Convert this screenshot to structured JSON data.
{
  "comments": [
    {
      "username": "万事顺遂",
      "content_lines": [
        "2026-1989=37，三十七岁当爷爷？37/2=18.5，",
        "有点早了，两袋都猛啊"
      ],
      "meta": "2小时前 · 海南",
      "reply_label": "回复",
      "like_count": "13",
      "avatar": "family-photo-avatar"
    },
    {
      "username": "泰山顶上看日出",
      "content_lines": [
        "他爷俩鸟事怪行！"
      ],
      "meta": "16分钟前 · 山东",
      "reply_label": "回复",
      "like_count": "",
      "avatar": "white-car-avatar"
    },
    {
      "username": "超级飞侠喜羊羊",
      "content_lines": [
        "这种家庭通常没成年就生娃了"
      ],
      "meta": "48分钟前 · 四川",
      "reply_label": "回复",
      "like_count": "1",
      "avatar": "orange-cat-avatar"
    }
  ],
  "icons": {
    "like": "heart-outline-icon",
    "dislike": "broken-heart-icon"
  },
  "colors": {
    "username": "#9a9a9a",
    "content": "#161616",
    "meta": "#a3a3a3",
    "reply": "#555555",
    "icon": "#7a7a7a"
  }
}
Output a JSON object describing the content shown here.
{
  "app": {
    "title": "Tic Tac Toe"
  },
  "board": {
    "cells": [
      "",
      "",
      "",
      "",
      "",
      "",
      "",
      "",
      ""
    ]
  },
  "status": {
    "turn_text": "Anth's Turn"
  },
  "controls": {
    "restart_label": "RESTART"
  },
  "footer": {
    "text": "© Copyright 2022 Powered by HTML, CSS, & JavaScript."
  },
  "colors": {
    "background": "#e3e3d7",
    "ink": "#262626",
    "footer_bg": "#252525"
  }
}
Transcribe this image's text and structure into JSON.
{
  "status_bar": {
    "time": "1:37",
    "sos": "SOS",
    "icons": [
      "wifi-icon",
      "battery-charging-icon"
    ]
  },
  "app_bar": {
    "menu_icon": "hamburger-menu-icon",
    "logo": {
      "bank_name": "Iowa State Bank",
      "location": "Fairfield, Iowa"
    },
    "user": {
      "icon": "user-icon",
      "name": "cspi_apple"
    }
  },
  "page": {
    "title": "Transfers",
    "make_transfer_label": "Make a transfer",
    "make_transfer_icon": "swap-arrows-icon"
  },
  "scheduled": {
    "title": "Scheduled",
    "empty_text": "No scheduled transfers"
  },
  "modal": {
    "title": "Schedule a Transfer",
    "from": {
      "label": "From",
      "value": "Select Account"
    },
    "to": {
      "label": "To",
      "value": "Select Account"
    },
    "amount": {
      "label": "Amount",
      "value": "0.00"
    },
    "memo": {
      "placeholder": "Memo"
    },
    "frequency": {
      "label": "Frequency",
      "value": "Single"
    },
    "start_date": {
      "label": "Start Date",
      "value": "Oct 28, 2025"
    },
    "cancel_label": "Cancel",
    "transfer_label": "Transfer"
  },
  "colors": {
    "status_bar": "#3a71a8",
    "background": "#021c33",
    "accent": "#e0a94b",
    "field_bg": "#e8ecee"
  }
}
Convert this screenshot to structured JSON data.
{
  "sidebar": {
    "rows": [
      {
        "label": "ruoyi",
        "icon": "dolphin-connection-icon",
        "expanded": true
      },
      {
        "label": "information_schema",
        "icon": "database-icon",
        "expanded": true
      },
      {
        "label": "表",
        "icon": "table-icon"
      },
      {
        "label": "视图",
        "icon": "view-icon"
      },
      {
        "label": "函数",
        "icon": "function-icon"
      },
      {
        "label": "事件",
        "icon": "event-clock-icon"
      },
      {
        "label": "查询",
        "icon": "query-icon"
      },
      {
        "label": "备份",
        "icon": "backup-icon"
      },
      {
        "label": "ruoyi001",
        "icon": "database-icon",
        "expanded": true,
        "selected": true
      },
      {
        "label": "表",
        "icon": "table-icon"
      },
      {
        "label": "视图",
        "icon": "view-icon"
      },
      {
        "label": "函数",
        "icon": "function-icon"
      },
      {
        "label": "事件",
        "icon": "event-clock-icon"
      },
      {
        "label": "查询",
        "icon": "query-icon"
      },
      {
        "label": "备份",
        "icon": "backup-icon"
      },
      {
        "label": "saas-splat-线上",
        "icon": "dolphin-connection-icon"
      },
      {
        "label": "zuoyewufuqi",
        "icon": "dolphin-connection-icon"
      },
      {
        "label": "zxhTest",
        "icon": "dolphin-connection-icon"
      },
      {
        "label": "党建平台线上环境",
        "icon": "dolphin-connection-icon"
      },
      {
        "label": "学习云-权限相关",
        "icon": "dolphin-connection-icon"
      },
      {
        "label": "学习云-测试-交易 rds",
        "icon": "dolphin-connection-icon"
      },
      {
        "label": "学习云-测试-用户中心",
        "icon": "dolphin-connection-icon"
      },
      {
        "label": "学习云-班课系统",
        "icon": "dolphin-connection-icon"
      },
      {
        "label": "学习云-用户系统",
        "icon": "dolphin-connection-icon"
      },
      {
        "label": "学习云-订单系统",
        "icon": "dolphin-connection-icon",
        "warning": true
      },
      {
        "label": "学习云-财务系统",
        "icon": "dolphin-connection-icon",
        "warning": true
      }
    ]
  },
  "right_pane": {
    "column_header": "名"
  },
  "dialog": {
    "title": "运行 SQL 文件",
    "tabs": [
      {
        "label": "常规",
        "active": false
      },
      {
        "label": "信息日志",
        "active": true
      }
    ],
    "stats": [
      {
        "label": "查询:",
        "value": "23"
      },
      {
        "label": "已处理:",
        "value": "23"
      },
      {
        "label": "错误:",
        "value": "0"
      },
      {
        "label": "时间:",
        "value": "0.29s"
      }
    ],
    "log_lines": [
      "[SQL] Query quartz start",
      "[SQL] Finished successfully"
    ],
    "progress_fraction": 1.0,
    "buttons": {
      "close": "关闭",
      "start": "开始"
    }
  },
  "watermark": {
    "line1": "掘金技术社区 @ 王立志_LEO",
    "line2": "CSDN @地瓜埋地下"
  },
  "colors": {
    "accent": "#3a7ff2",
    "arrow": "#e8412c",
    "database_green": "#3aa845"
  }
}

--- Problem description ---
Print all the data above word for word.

--- Output below ---
Convert this screenshot to structured JSON data.
{
  "comments": [
    {
      "username": "万事顺遂",
      "content_lines": [
        "2026-1989=37，三十七岁当爷爷？37/2=18.5，",
        "有点早了，两袋都猛啊"
      ],
      "meta": "2小时前 · 海南",
      "reply_label": "回复",
      "like_count": "13",
      "avatar": "family-photo-avatar"
    },
    {
      "username": "泰山顶上看日出",
      "content_lines": [
        "他爷俩鸟事怪行！"
      ],
      "meta": "16分钟前 · 山东",
      "reply_label": "回复",
      "like_count": "",
      "avatar": "white-car-avatar"
    },
    {
      "username": "超级飞侠喜羊羊",
      "content_lines": [
        "这种家庭通常没成年就生娃了"
      ],
      "meta": "48分钟前 · 四川",
      "reply_label": "回复",
      "like_count": "1",
      "avatar": "orange-cat-avatar"
    }
  ],
  "icons": {
    "like": "heart-outline-icon",
    "dislike": "broken-heart-icon"
  },
  "colors": {
    "username": "#9a9a9a",
    "content": "#161616",
    "meta": "#a3a3a3",
    "reply": "#555555",
    "icon": "#7a7a7a"
  }
}
Output a JSON object describing the content shown here.
{
  "app": {
    "title": "Tic Tac Toe"
  },
  "board": {
    "cells": [
      "",
      "",
      "",
      "",
      "",
      "",
      "",
      "",
      ""
    ]
  },
  "status": {
    "turn_text": "Anth's Turn"
  },
  "controls": {
    "restart_label": "RESTART"
  },
  "footer": {
    "text": "© Copyright 2022 Powered by HTML, CSS, & JavaScript."
  },
  "colors": {
    "background": "#e3e3d7",
    "ink": "#262626",
    "footer_bg": "#252525"
  }
}
Transcribe this image's text and structure into JSON.
{
  "status_bar": {
    "time": "1:37",
    "sos": "SOS",
    "icons": [
      "wifi-icon",
      "battery-charging-icon"
    ]
  },
  "app_bar": {
    "menu_icon": "hamburger-menu-icon",
    "logo": {
      "bank_name": "Iowa State Bank",
      "location": "Fairfield, Iowa"
    },
    "user": {
      "icon": "user-icon",
      "name": "cspi_apple"
    }
  },
  "page": {
    "title": "Transfers",
    "make_transfer_label": "Make a transfer",
    "make_transfer_icon": "swap-arrows-icon"
  },
  "scheduled": {
    "title": "Scheduled",
    "empty_text": "No scheduled transfers"
  },
  "modal": {
    "title": "Schedule a Transfer",
    "from": {
      "label": "From",
      "value": "Select Account"
    },
    "to": {
      "label": "To",
      "value": "Select Account"
    },
    "amount": {
      "label": "Amount",
      "value": "0.00"
    },
    "memo": {
      "placeholder": "Memo"
    },
    "frequency": {
      "label": "Frequency",
      "value": "Single"
    },
    "start_date": {
      "label": "Start Date",
      "value": "Oct 28, 2025"
    },
    "cancel_label": "Cancel",
    "transfer_label": "Transfer"
  },
  "colors": {
    "status_bar": "#3a71a8",
    "background": "#021c33",
    "accent": "#e0a94b",
    "field_bg": "#e8ecee"
  }
}
Convert this screenshot to structured JSON data.
{
  "sidebar": {
    "rows": [
      {
        "label": "ruoyi",
        "icon": "dolphin-connection-icon",
        "expanded": true
      },
      {
        "label": "information_schema",
        "icon": "database-icon",
        "expanded": true
      },
      {
        "label": "表",
        "icon": "table-icon"
      },
      {
        "label": "视图",
        "icon": "view-icon"
      },
      {
        "label": "函数",
        "icon": "function-icon"
      },
      {
        "label": "事件",
        "icon": "event-clock-icon"
      },
      {
        "label": "查询",
        "icon": "query-icon"
      },
      {
        "label": "备份",
        "icon": "backup-icon"
      },
      {
        "label": "ruoyi001",
        "icon": "database-icon",
        "expanded": true,
        "selected": true
      },
      {
        "label": "表",
        "icon": "table-icon"
      },
      {
        "label": "视图",
        "icon": "view-icon"
      },
      {
        "label": "函数",
        "icon": "function-icon"
      },
      {
        "label": "事件",
        "icon": "event-clock-icon"
      },
      {
        "label": "查询",
        "icon": "query-icon"
      },
      {
        "label": "备份",
        "icon": "backup-icon"
      },
      {
        "label": "saas-splat-线上",
        "icon": "dolphin-connection-icon"
      },
      {
        "label": "zuoyewufuqi",
        "icon": "dolphin-connection-icon"
      },
      {
        "label": "zxhTest",
        "icon": "dolphin-connection-icon"
      },
      {
        "label": "党建平台线上环境",
        "icon": "dolphin-connection-icon"
      },
      {
        "label": "学习云-权限相关",
        "icon": "dolphin-connection-icon"
      },
      {
        "label": "学习云-测试-交易 rds",
        "icon": "dolphin-connection-icon"
      },
      {
        "label": "学习云-测试-用户中心",
        "icon": "dolphin-connection-icon"
      },
      {
        "label": "学习云-班课系统",
        "icon": "dolphin-connection-icon"
      },
      {
        "label": "学习云-用户系统",
        "icon": "dolphin-connection-icon"
      },
      {
        "label": "学习云-订单系统",
        "icon": "dolphin-connection-icon",
        "warning": true
      },
      {
        "label": "学习云-财务系统",
        "icon": "dolphin-connection-icon",
        "warning": true
      }
    ]
  },
  "right_pane": {
    "column_header": "名"
  },
  "dialog": {
    "title": "运行 SQL 文件",
    "tabs": [
      {
        "label": "常规",
        "active": false
      },
      {
        "label": "信息日志",
        "active": true
      }
    ],
    "stats": [
      {
        "label": "查询:",
        "value": "23"
      },
      {
        "label": "已处理:",
        "value": "23"
      },
      {
        "label": "错误:",
        "value": "0"
      },
      {
        "label": "时间:",
        "value": "0.29s"
      }
    ],
    "log_lines": [
      "[SQL] Query quartz start",
      "[SQL] Finished successfully"
    ],
    "progress_fraction": 1.0,
    "buttons": {
      "close": "关闭",
      "start": "开始"
    }
  },
  "watermark": {
    "line1": "掘金技术社区 @ 王立志_LEO",
    "line2": "CSDN @地瓜埋地下"
  },
  "colors": {
    "accent": "#3a7ff2",
    "arrow": "#e8412c",
    "database_green": "#3aa845"
  }
}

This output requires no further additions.